**Aim of the exercise:**
The entries shown next need to be written again word for word.

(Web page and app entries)

Content starts

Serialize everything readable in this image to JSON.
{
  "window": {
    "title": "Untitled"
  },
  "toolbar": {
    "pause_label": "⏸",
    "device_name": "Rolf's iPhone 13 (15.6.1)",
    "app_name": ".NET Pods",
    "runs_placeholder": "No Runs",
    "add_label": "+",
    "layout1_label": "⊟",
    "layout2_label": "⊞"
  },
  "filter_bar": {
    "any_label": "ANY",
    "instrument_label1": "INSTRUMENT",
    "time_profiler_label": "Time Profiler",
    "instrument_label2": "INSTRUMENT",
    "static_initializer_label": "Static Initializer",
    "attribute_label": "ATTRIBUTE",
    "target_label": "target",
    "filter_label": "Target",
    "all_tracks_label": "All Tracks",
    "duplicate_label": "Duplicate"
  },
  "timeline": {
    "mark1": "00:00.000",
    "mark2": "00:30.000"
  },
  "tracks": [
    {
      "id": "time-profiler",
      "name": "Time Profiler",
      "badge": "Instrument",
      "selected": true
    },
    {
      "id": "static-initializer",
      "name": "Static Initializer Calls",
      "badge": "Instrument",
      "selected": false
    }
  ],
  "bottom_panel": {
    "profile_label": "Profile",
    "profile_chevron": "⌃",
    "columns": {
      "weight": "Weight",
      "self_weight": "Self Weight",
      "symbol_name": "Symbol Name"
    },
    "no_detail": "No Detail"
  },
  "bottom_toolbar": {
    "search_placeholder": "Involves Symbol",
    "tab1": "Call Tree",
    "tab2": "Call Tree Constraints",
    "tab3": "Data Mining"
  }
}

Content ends

**Solution:**
Serialize everything readable in this image to JSON.
{
  "window": {
    "title": "Untitled"
  },
  "toolbar": {
    "pause_label": "⏸",
    "device_name": "Rolf's iPhone 13 (15.6.1)",
    "app_name": ".NET Pods",
    "runs_placeholder": "No Runs",
    "add_label": "+",
    "layout1_label": "⊟",
    "layout2_label": "⊞"
  },
  "filter_bar": {
    "any_label": "ANY",
    "instrument_label1": "INSTRUMENT",
    "time_profiler_label": "Time Profiler",
    "instrument_label2": "INSTRUMENT",
    "static_initializer_label": "Static Initializer",
    "attribute_label": "ATTRIBUTE",
    "target_label": "target",
    "filter_label": "Target",
    "all_tracks_label": "All Tracks",
    "duplicate_label": "Duplicate"
  },
  "timeline": {
    "mark1": "00:00.000",
    "mark2": "00:30.000"
  },
  "tracks": [
    {
      "id": "time-profiler",
      "name": "Time Profiler",
      "badge": "Instrument",
      "selected": true
    },
    {
      "id": "static-initializer",
      "name": "Static Initializer Calls",
      "badge": "Instrument",
      "selected": false
    }
  ],
  "bottom_panel": {
    "profile_label": "Profile",
    "profile_chevron": "⌃",
    "columns": {
      "weight": "Weight",
      "self_weight": "Self Weight",
      "symbol_name": "Symbol Name"
    },
    "no_detail": "No Detail"
  },
  "bottom_toolbar": {
    "search_placeholder": "Involves Symbol",
    "tab1": "Call Tree",
    "tab2": "Call Tree Constraints",
    "tab3": "Data Mining"
  }
}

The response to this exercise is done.